She came to me weeks later, pregnant, and when I’d suggested it, refused to have an abortion. That’s another thing I’ll never understand. A simple procedure could have avoided much, but I was far too selfish to respect her decision. Instead, I’d forced her away, offering her cash and monthly support in exchange for her disappearance.
Cami took the cash, ten grand, but refused the monthly payments.
And as you know, she never came back.
If you never see her again, I at least hope you can forgive her for leaving. She stuck up for what she believed in and proved her strength.
I, on the other hand, look forward to the day this cancer kills me, and I have paid my final debt.
I love you, son. You don’t have to forgive me and I don’t expect you to, but learn to let the past go before it kills you too.
P.S. There’s a saving’s account with County Living Financial with my name on it. See that the lawyer gets the money to Cami. There’s no price that will change what I did to her, but I hope it helps.
Law braces, hand gripping the corner of the oak desk as the bile rushes up his throat, and there on the floor of his father’s office, he vomits.
As days turn to weeks, I go straight passed concerned into pissed. Law hasn’t come back. Seventeen days have trickled by since he walked out of our lives, and there’s been radio silence ever since.
I drove by his house on more than one occasion. Each time it was dark. His truck wasn’t in the drive whether it was day or night. He hadn’t even left the porch light on. All of that led me to believe when he told Evelyn he was going home, he meant Logansville. The thought concerns me.
The timing of things really suck. Law’s dad had passed away last November, and there’s been no shortage of guilt that if I’d told him the truth when I first ran into him in September, he could have had a chance at closure with his father.
It’s all conjecture at this point.
I can wonder and assume things until I’m blue in the face. The reality is, I don’t have an honest clue about what Law feels after I revealed the truth. He could hate me, his father, the both of us, himself. Not knowing, and the fact he isn’t here and hasn’t been in seventeen days (and counting, even though I told myself I wasn’t), is what eats me up inside.
I’ve lain awake at night hoping he’s safe. He shared a bit about his past, his life with Steph, and it burns me knowing I hurt him once again when he’s already suffered a lifetime of hurt.
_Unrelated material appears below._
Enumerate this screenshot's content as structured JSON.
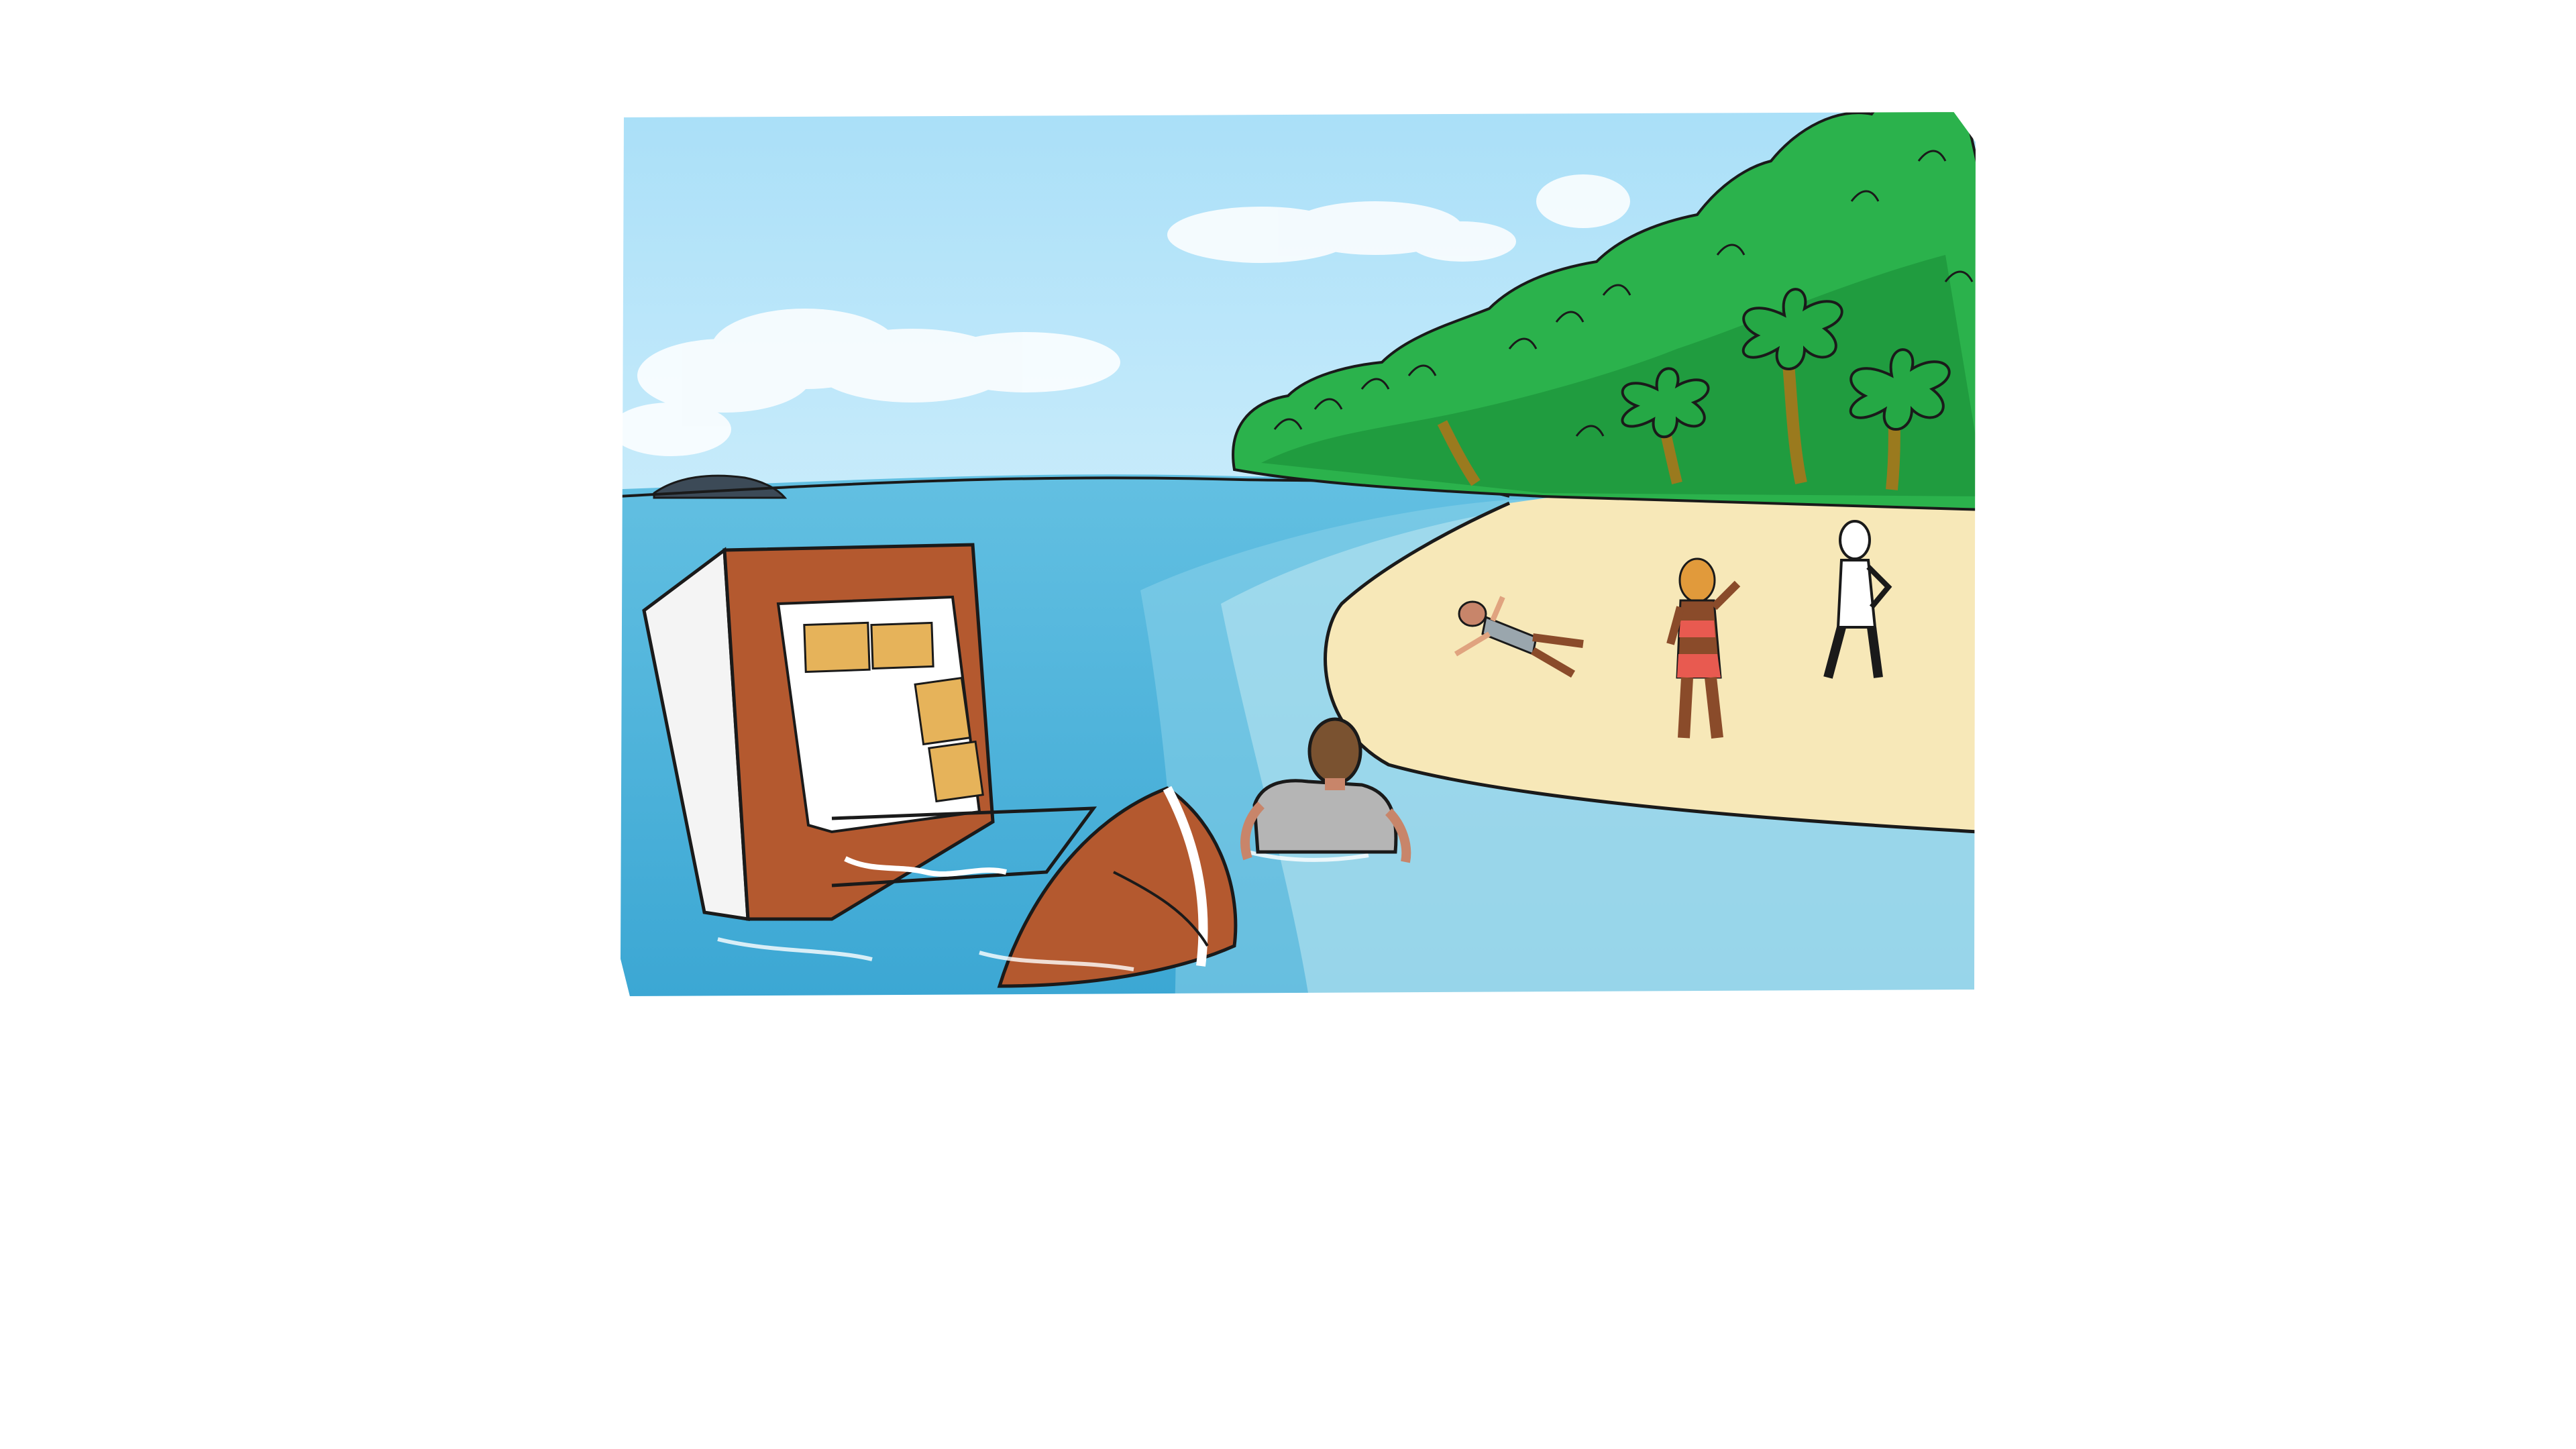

As we near three weeks without him, I get angry. Mostly because he’s letting Evelyn down.
She started physical therapy for her hips, which is a struggle to work around. Nerve damage and numbness leaves us with an uncertainty that we don’t know if it will be permanent. Not feeling like her old self and not knowing if she ever will again or if this is her new reality wears on her. Add that to the emotional trauma from the accident and Law’s disappearance, and I worry even more about her wellbeing.
Any attempts I make talking to her or cheering her up fail miserably.
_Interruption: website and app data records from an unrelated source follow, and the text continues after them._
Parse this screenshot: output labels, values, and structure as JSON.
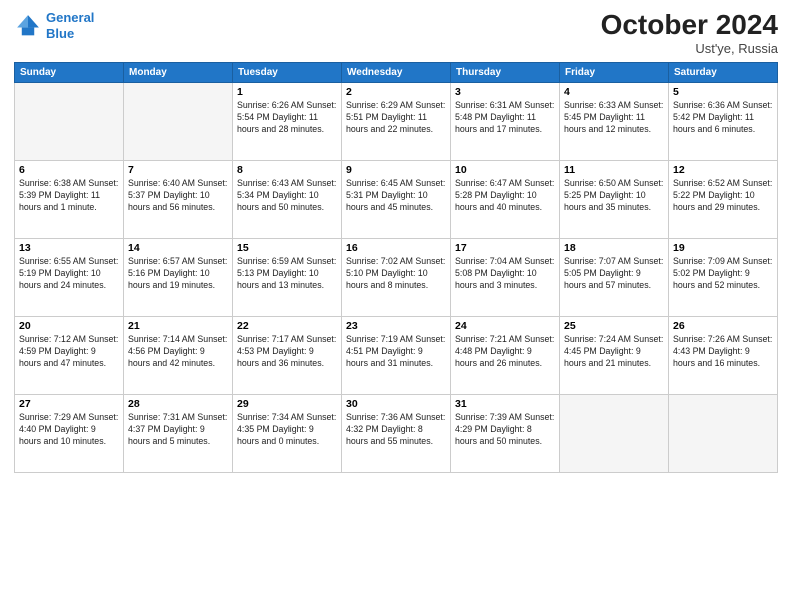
{
  "logo": {
    "line1": "General",
    "line2": "Blue"
  },
  "title": "October 2024",
  "location": "Ust'ye, Russia",
  "days_of_week": [
    "Sunday",
    "Monday",
    "Tuesday",
    "Wednesday",
    "Thursday",
    "Friday",
    "Saturday"
  ],
  "weeks": [
    [
      {
        "day": "",
        "text": ""
      },
      {
        "day": "",
        "text": ""
      },
      {
        "day": "1",
        "text": "Sunrise: 6:26 AM\nSunset: 5:54 PM\nDaylight: 11 hours and 28 minutes."
      },
      {
        "day": "2",
        "text": "Sunrise: 6:29 AM\nSunset: 5:51 PM\nDaylight: 11 hours and 22 minutes."
      },
      {
        "day": "3",
        "text": "Sunrise: 6:31 AM\nSunset: 5:48 PM\nDaylight: 11 hours and 17 minutes."
      },
      {
        "day": "4",
        "text": "Sunrise: 6:33 AM\nSunset: 5:45 PM\nDaylight: 11 hours and 12 minutes."
      },
      {
        "day": "5",
        "text": "Sunrise: 6:36 AM\nSunset: 5:42 PM\nDaylight: 11 hours and 6 minutes."
      }
    ],
    [
      {
        "day": "6",
        "text": "Sunrise: 6:38 AM\nSunset: 5:39 PM\nDaylight: 11 hours and 1 minute."
      },
      {
        "day": "7",
        "text": "Sunrise: 6:40 AM\nSunset: 5:37 PM\nDaylight: 10 hours and 56 minutes."
      },
      {
        "day": "8",
        "text": "Sunrise: 6:43 AM\nSunset: 5:34 PM\nDaylight: 10 hours and 50 minutes."
      },
      {
        "day": "9",
        "text": "Sunrise: 6:45 AM\nSunset: 5:31 PM\nDaylight: 10 hours and 45 minutes."
      },
      {
        "day": "10",
        "text": "Sunrise: 6:47 AM\nSunset: 5:28 PM\nDaylight: 10 hours and 40 minutes."
      },
      {
        "day": "11",
        "text": "Sunrise: 6:50 AM\nSunset: 5:25 PM\nDaylight: 10 hours and 35 minutes."
      },
      {
        "day": "12",
        "text": "Sunrise: 6:52 AM\nSunset: 5:22 PM\nDaylight: 10 hours and 29 minutes."
      }
    ],
    [
      {
        "day": "13",
        "text": "Sunrise: 6:55 AM\nSunset: 5:19 PM\nDaylight: 10 hours and 24 minutes."
      },
      {
        "day": "14",
        "text": "Sunrise: 6:57 AM\nSunset: 5:16 PM\nDaylight: 10 hours and 19 minutes."
      },
      {
        "day": "15",
        "text": "Sunrise: 6:59 AM\nSunset: 5:13 PM\nDaylight: 10 hours and 13 minutes."
      },
      {
        "day": "16",
        "text": "Sunrise: 7:02 AM\nSunset: 5:10 PM\nDaylight: 10 hours and 8 minutes."
      },
      {
        "day": "17",
        "text": "Sunrise: 7:04 AM\nSunset: 5:08 PM\nDaylight: 10 hours and 3 minutes."
      },
      {
        "day": "18",
        "text": "Sunrise: 7:07 AM\nSunset: 5:05 PM\nDaylight: 9 hours and 57 minutes."
      },
      {
        "day": "19",
        "text": "Sunrise: 7:09 AM\nSunset: 5:02 PM\nDaylight: 9 hours and 52 minutes."
      }
    ],
    [
      {
        "day": "20",
        "text": "Sunrise: 7:12 AM\nSunset: 4:59 PM\nDaylight: 9 hours and 47 minutes."
      },
      {
        "day": "21",
        "text": "Sunrise: 7:14 AM\nSunset: 4:56 PM\nDaylight: 9 hours and 42 minutes."
      },
      {
        "day": "22",
        "text": "Sunrise: 7:17 AM\nSunset: 4:53 PM\nDaylight: 9 hours and 36 minutes."
      },
      {
        "day": "23",
        "text": "Sunrise: 7:19 AM\nSunset: 4:51 PM\nDaylight: 9 hours and 31 minutes."
      },
      {
        "day": "24",
        "text": "Sunrise: 7:21 AM\nSunset: 4:48 PM\nDaylight: 9 hours and 26 minutes."
      },
      {
        "day": "25",
        "text": "Sunrise: 7:24 AM\nSunset: 4:45 PM\nDaylight: 9 hours and 21 minutes."
      },
      {
        "day": "26",
        "text": "Sunrise: 7:26 AM\nSunset: 4:43 PM\nDaylight: 9 hours and 16 minutes."
      }
    ],
    [
      {
        "day": "27",
        "text": "Sunrise: 7:29 AM\nSunset: 4:40 PM\nDaylight: 9 hours and 10 minutes."
      },
      {
        "day": "28",
        "text": "Sunrise: 7:31 AM\nSunset: 4:37 PM\nDaylight: 9 hours and 5 minutes."
      },
      {
        "day": "29",
        "text": "Sunrise: 7:34 AM\nSunset: 4:35 PM\nDaylight: 9 hours and 0 minutes."
      },
      {
        "day": "30",
        "text": "Sunrise: 7:36 AM\nSunset: 4:32 PM\nDaylight: 8 hours and 55 minutes."
      },
      {
        "day": "31",
        "text": "Sunrise: 7:39 AM\nSunset: 4:29 PM\nDaylight: 8 hours and 50 minutes."
      },
      {
        "day": "",
        "text": ""
      },
      {
        "day": "",
        "text": ""
      }
    ]
  ]
}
The light in all of this is that tomorrow she’s going back to school for the first time since winter break, and I hope getting out of the house and seeing her friends puts a smile back on her face.
A storm cloud parks over our house. Bad moods run rampant. Even Kiersten shows up after picking up some groceries, cursing.
“I am swearing off men. Done. Never again. I’d rather be celibate for the rest of my life.”
“You and me both, sister,” I grumble and move a pork roast from the grocery sack to the freezer. When I turn around, she cocks an eyebrow at me. “What?”
“You’ve sort of already done that. This is about me. And my uncontrollable love of co—Ow!? The pyramid of cans she juggles slips, and one hit her square in the toe. She drops to her ass and cradles it.
“That’s why we don’t talk like a sailor when children are in the house.” Goodness, Evelyn is right down the hall.